=== WORK ITEM ===
The output should be identical to the entries that follow.

##########

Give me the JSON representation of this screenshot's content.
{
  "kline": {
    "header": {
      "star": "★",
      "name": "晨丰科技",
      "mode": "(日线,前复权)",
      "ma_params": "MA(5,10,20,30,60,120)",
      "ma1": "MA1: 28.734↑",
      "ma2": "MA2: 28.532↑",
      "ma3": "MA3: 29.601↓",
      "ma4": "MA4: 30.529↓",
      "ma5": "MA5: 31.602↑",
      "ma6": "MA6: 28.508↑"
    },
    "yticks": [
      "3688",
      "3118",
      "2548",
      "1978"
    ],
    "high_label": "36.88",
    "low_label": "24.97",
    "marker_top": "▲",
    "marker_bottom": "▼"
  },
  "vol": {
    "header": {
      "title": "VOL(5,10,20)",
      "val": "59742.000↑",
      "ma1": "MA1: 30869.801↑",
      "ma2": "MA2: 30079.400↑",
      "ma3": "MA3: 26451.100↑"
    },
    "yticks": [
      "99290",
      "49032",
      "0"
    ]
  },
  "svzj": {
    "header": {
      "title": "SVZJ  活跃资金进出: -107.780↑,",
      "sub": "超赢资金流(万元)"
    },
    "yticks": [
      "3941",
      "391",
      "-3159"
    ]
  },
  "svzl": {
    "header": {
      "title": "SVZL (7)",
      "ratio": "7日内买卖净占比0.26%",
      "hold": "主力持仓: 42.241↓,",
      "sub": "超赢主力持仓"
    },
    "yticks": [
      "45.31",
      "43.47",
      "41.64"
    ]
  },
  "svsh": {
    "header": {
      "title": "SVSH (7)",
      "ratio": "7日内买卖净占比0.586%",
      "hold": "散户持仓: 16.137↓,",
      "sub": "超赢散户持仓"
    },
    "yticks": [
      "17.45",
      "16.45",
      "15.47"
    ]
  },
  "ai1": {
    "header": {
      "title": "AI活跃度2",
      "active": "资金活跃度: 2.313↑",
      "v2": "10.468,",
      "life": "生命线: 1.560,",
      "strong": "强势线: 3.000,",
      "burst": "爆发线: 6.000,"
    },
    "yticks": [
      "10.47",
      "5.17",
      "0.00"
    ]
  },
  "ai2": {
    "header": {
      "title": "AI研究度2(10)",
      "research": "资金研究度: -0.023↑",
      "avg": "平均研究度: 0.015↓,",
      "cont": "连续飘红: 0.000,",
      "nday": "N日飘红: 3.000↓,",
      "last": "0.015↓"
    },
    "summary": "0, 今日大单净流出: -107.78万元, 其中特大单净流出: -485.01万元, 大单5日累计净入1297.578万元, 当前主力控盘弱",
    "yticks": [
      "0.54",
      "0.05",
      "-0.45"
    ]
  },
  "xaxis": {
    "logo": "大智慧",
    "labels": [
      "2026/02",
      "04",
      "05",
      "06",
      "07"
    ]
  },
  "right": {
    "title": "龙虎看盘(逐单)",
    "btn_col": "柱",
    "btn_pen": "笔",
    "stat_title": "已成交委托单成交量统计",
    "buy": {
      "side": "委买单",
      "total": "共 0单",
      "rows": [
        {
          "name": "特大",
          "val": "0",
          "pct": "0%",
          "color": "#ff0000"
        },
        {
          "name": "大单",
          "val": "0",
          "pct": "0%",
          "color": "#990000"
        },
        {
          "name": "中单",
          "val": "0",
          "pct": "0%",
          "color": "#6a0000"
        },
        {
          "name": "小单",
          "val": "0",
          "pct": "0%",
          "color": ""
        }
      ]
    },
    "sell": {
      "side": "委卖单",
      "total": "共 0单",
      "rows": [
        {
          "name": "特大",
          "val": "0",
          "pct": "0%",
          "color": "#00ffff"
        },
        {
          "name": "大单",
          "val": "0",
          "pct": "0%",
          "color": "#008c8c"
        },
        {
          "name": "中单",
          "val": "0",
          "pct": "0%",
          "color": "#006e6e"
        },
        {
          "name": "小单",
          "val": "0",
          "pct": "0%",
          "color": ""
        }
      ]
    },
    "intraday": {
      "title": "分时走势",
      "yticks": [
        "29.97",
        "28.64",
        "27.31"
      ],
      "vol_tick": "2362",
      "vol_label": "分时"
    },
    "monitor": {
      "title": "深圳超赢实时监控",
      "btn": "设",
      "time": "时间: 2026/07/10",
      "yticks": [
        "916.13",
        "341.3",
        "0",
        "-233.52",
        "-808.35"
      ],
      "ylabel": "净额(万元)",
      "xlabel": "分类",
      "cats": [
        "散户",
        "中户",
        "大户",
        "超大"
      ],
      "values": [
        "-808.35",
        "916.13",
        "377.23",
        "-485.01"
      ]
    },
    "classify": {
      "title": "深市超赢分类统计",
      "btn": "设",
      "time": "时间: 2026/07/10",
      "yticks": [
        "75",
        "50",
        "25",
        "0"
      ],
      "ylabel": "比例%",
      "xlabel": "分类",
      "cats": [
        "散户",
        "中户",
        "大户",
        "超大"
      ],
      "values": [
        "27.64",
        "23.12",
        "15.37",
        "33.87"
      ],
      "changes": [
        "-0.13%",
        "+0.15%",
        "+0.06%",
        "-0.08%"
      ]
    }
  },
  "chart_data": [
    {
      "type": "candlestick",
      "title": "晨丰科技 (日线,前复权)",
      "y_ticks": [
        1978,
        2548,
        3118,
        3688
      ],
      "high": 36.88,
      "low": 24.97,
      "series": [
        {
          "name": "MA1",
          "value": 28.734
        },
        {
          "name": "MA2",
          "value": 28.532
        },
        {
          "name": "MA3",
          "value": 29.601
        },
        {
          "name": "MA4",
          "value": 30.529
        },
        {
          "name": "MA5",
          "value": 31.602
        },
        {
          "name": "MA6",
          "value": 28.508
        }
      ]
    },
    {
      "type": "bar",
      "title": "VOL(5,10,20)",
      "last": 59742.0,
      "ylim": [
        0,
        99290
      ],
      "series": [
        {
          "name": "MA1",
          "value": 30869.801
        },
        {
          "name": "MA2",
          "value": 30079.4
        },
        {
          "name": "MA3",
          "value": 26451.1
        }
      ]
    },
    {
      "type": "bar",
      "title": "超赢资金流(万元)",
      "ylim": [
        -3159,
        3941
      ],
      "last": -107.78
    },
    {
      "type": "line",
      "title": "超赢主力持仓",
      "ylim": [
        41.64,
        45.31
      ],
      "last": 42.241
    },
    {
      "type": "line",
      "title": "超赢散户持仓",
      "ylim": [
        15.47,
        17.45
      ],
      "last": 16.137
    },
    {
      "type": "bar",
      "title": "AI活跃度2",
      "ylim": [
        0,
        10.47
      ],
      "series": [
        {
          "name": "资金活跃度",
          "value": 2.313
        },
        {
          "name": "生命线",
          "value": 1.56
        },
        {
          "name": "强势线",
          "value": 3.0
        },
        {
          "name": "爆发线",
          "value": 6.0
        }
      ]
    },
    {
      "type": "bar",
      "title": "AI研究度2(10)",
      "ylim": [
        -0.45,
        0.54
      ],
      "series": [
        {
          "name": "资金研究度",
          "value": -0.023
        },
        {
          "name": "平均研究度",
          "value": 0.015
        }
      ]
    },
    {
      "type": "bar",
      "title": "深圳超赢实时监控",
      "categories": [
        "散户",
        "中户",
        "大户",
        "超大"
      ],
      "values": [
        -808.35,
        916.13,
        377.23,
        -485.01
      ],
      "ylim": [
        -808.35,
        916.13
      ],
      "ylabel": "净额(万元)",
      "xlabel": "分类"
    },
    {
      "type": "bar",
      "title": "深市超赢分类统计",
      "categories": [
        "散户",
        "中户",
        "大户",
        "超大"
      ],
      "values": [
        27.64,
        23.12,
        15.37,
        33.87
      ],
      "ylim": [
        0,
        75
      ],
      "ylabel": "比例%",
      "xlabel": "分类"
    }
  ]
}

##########

=== ANSWER SECTION ===
Give me the JSON representation of this screenshot's content.
{
  "kline": {
    "header": {
      "star": "★",
      "name": "晨丰科技",
      "mode": "(日线,前复权)",
      "ma_params": "MA(5,10,20,30,60,120)",
      "ma1": "MA1: 28.734↑",
      "ma2": "MA2: 28.532↑",
      "ma3": "MA3: 29.601↓",
      "ma4": "MA4: 30.529↓",
      "ma5": "MA5: 31.602↑",
      "ma6": "MA6: 28.508↑"
    },
    "yticks": [
      "3688",
      "3118",
      "2548",
      "1978"
    ],
    "high_label": "36.88",
    "low_label": "24.97",
    "marker_top": "▲",
    "marker_bottom": "▼"
  },
  "vol": {
    "header": {
      "title": "VOL(5,10,20)",
      "val": "59742.000↑",
      "ma1": "MA1: 30869.801↑",
      "ma2": "MA2: 30079.400↑",
      "ma3": "MA3: 26451.100↑"
    },
    "yticks": [
      "99290",
      "49032",
      "0"
    ]
  },
  "svzj": {
    "header": {
      "title": "SVZJ  活跃资金进出: -107.780↑,",
      "sub": "超赢资金流(万元)"
    },
    "yticks": [
      "3941",
      "391",
      "-3159"
    ]
  },
  "svzl": {
    "header": {
      "title": "SVZL (7)",
      "ratio": "7日内买卖净占比0.26%",
      "hold": "主力持仓: 42.241↓,",
      "sub": "超赢主力持仓"
    },
    "yticks": [
      "45.31",
      "43.47",
      "41.64"
    ]
  },
  "svsh": {
    "header": {
      "title": "SVSH (7)",
      "ratio": "7日内买卖净占比0.586%",
      "hold": "散户持仓: 16.137↓,",
      "sub": "超赢散户持仓"
    },
    "yticks": [
      "17.45",
      "16.45",
      "15.47"
    ]
  },
  "ai1": {
    "header": {
      "title": "AI活跃度2",
      "active": "资金活跃度: 2.313↑",
      "v2": "10.468,",
      "life": "生命线: 1.560,",
      "strong": "强势线: 3.000,",
      "burst": "爆发线: 6.000,"
    },
    "yticks": [
      "10.47",
      "5.17",
      "0.00"
    ]
  },
  "ai2": {
    "header": {
      "title": "AI研究度2(10)",
      "research": "资金研究度: -0.023↑",
      "avg": "平均研究度: 0.015↓,",
      "cont": "连续飘红: 0.000,",
      "nday": "N日飘红: 3.000↓,",
      "last": "0.015↓"
    },
    "summary": "0, 今日大单净流出: -107.78万元, 其中特大单净流出: -485.01万元, 大单5日累计净入1297.578万元, 当前主力控盘弱",
    "yticks": [
      "0.54",
      "0.05",
      "-0.45"
    ]
  },
  "xaxis": {
    "logo": "大智慧",
    "labels": [
      "2026/02",
      "04",
      "05",
      "06",
      "07"
    ]
  },
  "right": {
    "title": "龙虎看盘(逐单)",
    "btn_col": "柱",
    "btn_pen": "笔",
    "stat_title": "已成交委托单成交量统计",
    "buy": {
      "side": "委买单",
      "total": "共 0单",
      "rows": [
        {
          "name": "特大",
          "val": "0",
          "pct": "0%",
          "color": "#ff0000"
        },
        {
          "name": "大单",
          "val": "0",
          "pct": "0%",
          "color": "#990000"
        },
        {
          "name": "中单",
          "val": "0",
          "pct": "0%",
          "color": "#6a0000"
        },
        {
          "name": "小单",
          "val": "0",
          "pct": "0%",
          "color": ""
        }
      ]
    },
    "sell": {
      "side": "委卖单",
      "total": "共 0单",
      "rows": [
        {
          "name": "特大",
          "val": "0",
          "pct": "0%",
          "color": "#00ffff"
        },
        {
          "name": "大单",
          "val": "0",
          "pct": "0%",
          "color": "#008c8c"
        },
        {
          "name": "中单",
          "val": "0",
          "pct": "0%",
          "color": "#006e6e"
        },
        {
          "name": "小单",
          "val": "0",
          "pct": "0%",
          "color": ""
        }
      ]
    },
    "intraday": {
      "title": "分时走势",
      "yticks": [
        "29.97",
        "28.64",
        "27.31"
      ],
      "vol_tick": "2362",
      "vol_label": "分时"
    },
    "monitor": {
      "title": "深圳超赢实时监控",
      "btn": "设",
      "time": "时间: 2026/07/10",
      "yticks": [
        "916.13",
        "341.3",
        "0",
        "-233.52",
        "-808.35"
      ],
      "ylabel": "净额(万元)",
      "xlabel": "分类",
      "cats": [
        "散户",
        "中户",
        "大户",
        "超大"
      ],
      "values": [
        "-808.35",
        "916.13",
        "377.23",
        "-485.01"
      ]
    },
    "classify": {
      "title": "深市超赢分类统计",
      "btn": "设",
      "time": "时间: 2026/07/10",
      "yticks": [
        "75",
        "50",
        "25",
        "0"
      ],
      "ylabel": "比例%",
      "xlabel": "分类",
      "cats": [
        "散户",
        "中户",
        "大户",
        "超大"
      ],
      "values": [
        "27.64",
        "23.12",
        "15.37",
        "33.87"
      ],
      "changes": [
        "-0.13%",
        "+0.15%",
        "+0.06%",
        "-0.08%"
      ]
    }
  },
  "chart_data": [
    {
      "type": "candlestick",
      "title": "晨丰科技 (日线,前复权)",
      "y_ticks": [
        1978,
        2548,
        3118,
        3688
      ],
      "high": 36.88,
      "low": 24.97,
      "series": [
        {
          "name": "MA1",
          "value": 28.734
        },
        {
          "name": "MA2",
          "value": 28.532
        },
        {
          "name": "MA3",
          "value": 29.601
        },
        {
          "name": "MA4",
          "value": 30.529
        },
        {
          "name": "MA5",
          "value": 31.602
        },
        {
          "name": "MA6",
          "value": 28.508
        }
      ]
    },
    {
      "type": "bar",
      "title": "VOL(5,10,20)",
      "last": 59742.0,
      "ylim": [
        0,
        99290
      ],
      "series": [
        {
          "name": "MA1",
          "value": 30869.801
        },
        {
          "name": "MA2",
          "value": 30079.4
        },
        {
          "name": "MA3",
          "value": 26451.1
        }
      ]
    },
    {
      "type": "bar",
      "title": "超赢资金流(万元)",
      "ylim": [
        -3159,
        3941
      ],
      "last": -107.78
    },
    {
      "type": "line",
      "title": "超赢主力持仓",
      "ylim": [
        41.64,
        45.31
      ],
      "last": 42.241
    },
    {
      "type": "line",
      "title": "超赢散户持仓",
      "ylim": [
        15.47,
        17.45
      ],
      "last": 16.137
    },
    {
      "type": "bar",
      "title": "AI活跃度2",
      "ylim": [
        0,
        10.47
      ],
      "series": [
        {
          "name": "资金活跃度",
          "value": 2.313
        },
        {
          "name": "生命线",
          "value": 1.56
        },
        {
          "name": "强势线",
          "value": 3.0
        },
        {
          "name": "爆发线",
          "value": 6.0
        }
      ]
    },
    {
      "type": "bar",
      "title": "AI研究度2(10)",
      "ylim": [
        -0.45,
        0.54
      ],
      "series": [
        {
          "name": "资金研究度",
          "value": -0.023
        },
        {
          "name": "平均研究度",
          "value": 0.015
        }
      ]
    },
    {
      "type": "bar",
      "title": "深圳超赢实时监控",
      "categories": [
        "散户",
        "中户",
        "大户",
        "超大"
      ],
      "values": [
        -808.35,
        916.13,
        377.23,
        -485.01
      ],
      "ylim": [
        -808.35,
        916.13
      ],
      "ylabel": "净额(万元)",
      "xlabel": "分类"
    },
    {
      "type": "bar",
      "title": "深市超赢分类统计",
      "categories": [
        "散户",
        "中户",
        "大户",
        "超大"
      ],
      "values": [
        27.64,
        23.12,
        15.37,
        33.87
      ],
      "ylim": [
        0,
        75
      ],
      "ylabel": "比例%",
      "xlabel": "分类"
    }
  ]
}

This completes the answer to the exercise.